[[ RECORDS SHOWN, beginning ]]

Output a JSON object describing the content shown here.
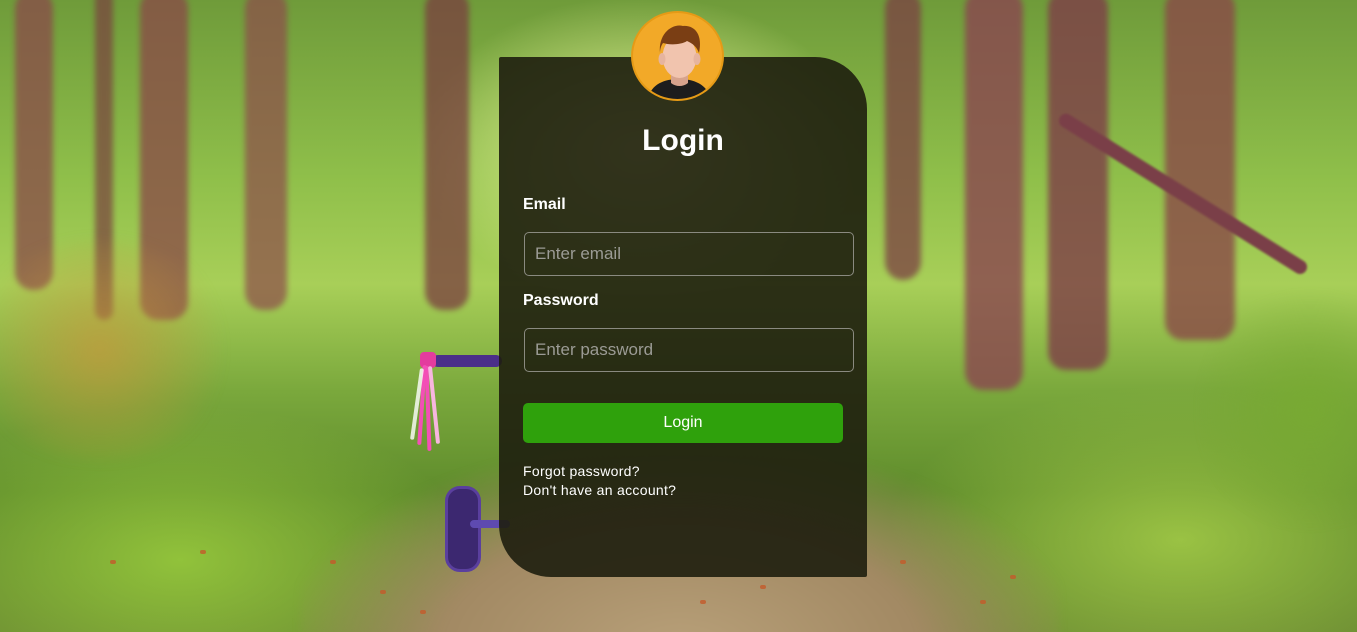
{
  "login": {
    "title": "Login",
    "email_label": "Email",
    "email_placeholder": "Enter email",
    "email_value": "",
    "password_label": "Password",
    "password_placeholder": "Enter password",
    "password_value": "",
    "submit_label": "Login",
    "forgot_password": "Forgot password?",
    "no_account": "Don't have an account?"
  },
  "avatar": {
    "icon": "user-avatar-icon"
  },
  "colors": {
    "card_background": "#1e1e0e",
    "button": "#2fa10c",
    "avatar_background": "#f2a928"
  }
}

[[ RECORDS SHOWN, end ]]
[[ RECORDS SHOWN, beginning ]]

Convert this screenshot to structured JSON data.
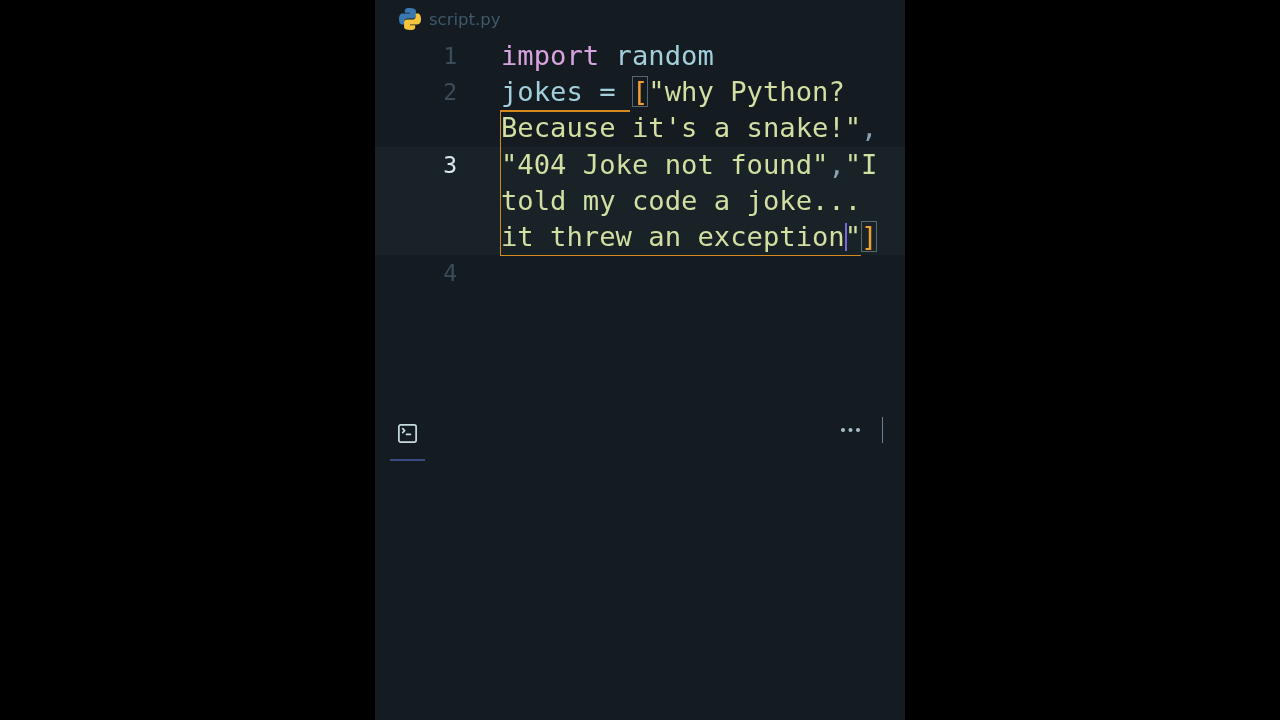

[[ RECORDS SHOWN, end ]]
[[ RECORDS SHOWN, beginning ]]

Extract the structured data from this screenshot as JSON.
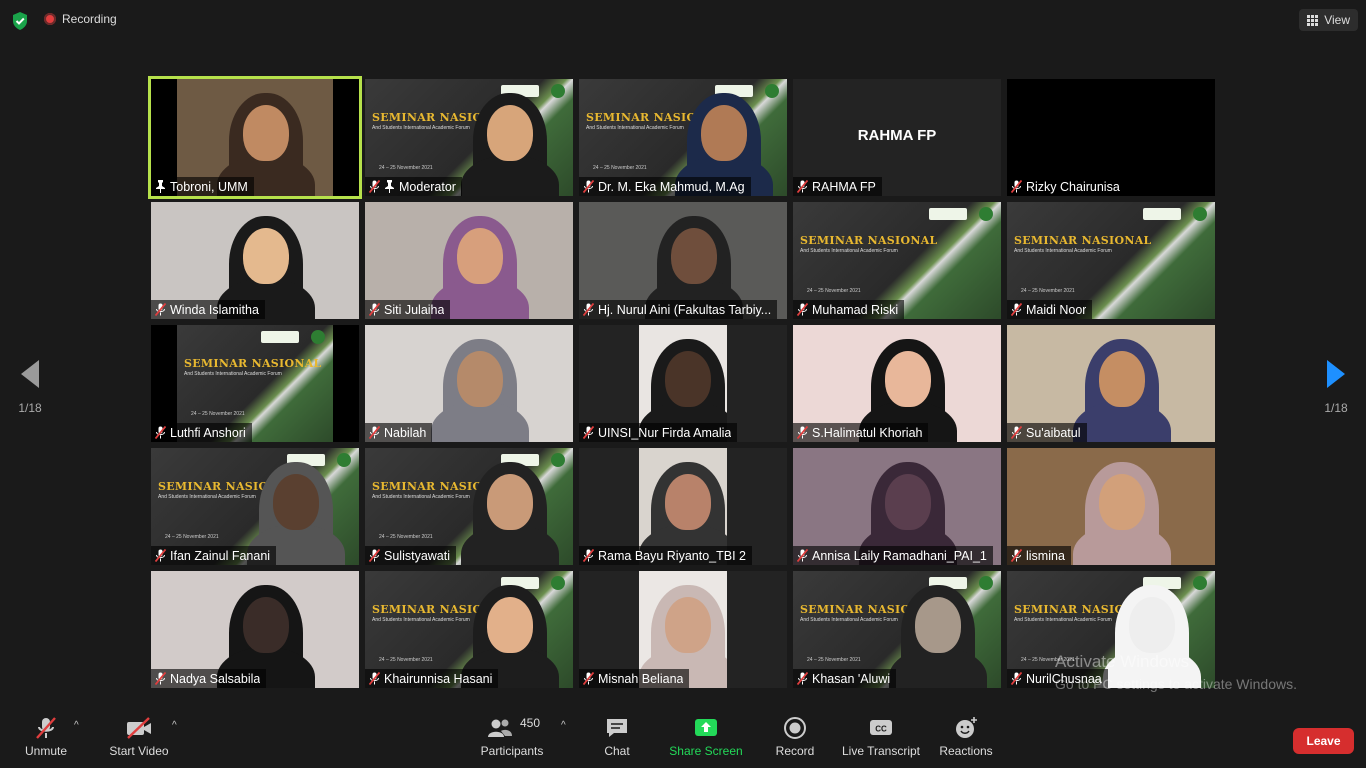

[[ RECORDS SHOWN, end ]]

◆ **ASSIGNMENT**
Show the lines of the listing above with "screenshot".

◆ **EXERCISE RESULT**
Convert this screenshot to structured JSON data.
Extract the structured data from this screenshot as JSON.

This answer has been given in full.